- transmitted via ingestion of bird-eating fresh or brackish water fish
- Infection has an insidious onset with nonspecific abdominal pain and diarrhea
- Invasive larvae cause intestinal inflammation and villus loss
- Subsequent autoinfection can lead to a severe wasting syndrome – hypoproteinemia,
hypoalbuminemia, hypocholesterolemia, hence the name Wasting disease.
- If left untreated, progressive autoinfection can lead to protein-losing enteropathy, severe
malabsorption and ultimately to death from cachexia, heart failure or superinfection.
- Burs in the jejunum

Pathophysiology

Ingestion of fish with Capillaria Chronic Steroid use

Diarrhea, GIT infestation and wasting disease Massive GI Bleeding

Superinfection and immunosuppression

Fungal pneumonia, ARDS

Multiple Organ Failure (secondary to hypoperfusion)

Demise of the Patient

Just some additional notes taken during the “super fast” lecture.
- CBC: Eosinophilia is not elevated in Capillariasis
- Distal 3rd of the jejunum was affected
- The patient had Diffused Epithelial Damage
- Cause of Death: Hypovolemic Shock
- Drug of Choice for Capillariasis: Mebendazole and Albendazole
- The patient had a Class II hemorrhage

Capillariasis (from Harrison’s because I can’t find anything in Robbins, I’m so sorry.)
- Caused by ingestion of raw fish infected with Capillaria philippinensis
- Autoinfection can lead to severe wasting syndrome
- Occurs in the Philippines, Thailand and elsewhere in Asia
- Involves fish from fresh and brackish water.
- When humans eat infected raw fish, the larvae matures in the intestines into adult worms, which
produce invasive larvae that cause intestinal inflammation and villous loss.
- It has an insidious onset with nonspecific abdominal pain and watery diarrhea
- If untreated, progressive autoinfection can lead to protein-losing enteropathy and severe
malabsorption and ultimately to death from cachexia, cardiac failure, or superinfection.
- The diagnosis is established by identification of the characteristic peanut-shaped (20 by 40 um) eggs
on stool examination.

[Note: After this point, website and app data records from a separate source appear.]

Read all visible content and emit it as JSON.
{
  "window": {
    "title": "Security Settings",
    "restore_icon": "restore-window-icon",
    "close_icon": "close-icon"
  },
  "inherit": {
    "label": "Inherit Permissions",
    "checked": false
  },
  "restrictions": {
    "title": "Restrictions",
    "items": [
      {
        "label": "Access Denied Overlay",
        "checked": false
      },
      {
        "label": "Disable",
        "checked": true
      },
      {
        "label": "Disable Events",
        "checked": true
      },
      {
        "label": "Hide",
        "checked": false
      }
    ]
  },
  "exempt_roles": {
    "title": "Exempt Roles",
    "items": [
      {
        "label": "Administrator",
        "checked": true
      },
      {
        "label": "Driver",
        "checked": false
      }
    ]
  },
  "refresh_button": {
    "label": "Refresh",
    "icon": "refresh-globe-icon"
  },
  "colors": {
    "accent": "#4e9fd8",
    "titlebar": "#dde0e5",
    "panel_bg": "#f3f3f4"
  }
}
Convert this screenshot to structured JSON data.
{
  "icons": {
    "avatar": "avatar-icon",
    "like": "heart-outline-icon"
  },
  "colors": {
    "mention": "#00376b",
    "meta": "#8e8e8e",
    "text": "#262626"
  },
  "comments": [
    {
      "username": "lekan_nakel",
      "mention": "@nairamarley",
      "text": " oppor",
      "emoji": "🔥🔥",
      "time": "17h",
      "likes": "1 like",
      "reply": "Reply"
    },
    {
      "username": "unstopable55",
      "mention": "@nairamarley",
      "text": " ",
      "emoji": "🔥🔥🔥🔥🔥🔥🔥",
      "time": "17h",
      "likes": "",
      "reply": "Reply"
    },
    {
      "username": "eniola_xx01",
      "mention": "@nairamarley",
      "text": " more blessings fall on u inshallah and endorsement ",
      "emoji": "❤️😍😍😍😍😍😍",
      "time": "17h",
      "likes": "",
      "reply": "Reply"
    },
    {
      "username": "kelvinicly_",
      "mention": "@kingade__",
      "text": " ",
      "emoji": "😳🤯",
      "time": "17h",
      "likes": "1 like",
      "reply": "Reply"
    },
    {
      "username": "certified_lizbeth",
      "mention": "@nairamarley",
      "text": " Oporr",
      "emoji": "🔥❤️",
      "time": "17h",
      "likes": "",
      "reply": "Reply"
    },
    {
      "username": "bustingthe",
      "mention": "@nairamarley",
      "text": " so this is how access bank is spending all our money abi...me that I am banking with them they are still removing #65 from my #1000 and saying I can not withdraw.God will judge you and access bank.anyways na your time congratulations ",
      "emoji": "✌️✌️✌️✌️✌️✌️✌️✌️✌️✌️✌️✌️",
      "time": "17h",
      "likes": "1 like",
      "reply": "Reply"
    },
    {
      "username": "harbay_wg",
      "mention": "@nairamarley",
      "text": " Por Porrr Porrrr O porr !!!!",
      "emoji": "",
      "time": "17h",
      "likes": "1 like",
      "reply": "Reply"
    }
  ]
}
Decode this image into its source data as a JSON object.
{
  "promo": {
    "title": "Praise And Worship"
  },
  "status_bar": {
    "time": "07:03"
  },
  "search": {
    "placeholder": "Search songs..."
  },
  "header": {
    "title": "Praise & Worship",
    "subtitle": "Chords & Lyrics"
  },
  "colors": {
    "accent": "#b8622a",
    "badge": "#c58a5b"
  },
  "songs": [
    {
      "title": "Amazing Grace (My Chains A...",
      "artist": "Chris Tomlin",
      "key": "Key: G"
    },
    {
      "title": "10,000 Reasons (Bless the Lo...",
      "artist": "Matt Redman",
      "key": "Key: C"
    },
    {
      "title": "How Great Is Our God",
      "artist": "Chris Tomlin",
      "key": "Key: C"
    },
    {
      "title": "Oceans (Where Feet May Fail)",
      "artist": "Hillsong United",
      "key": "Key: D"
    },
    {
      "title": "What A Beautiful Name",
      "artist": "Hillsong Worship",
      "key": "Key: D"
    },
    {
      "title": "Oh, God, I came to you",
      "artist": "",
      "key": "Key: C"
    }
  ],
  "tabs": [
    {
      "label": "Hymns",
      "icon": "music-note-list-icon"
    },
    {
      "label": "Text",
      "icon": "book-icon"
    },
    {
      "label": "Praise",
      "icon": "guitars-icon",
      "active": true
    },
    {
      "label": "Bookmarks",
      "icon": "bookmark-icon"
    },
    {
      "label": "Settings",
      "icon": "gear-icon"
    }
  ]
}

Severely ill patients require hospitalization and supportive therapy in addition
to prolonged anthelmintic treatment with mebendazole or albendazole.

***GOD BLESS on our evals!!!

Guys, please read your robbins on each disease the patient had, as well as the cause of
death… thanks

2nd CPC 4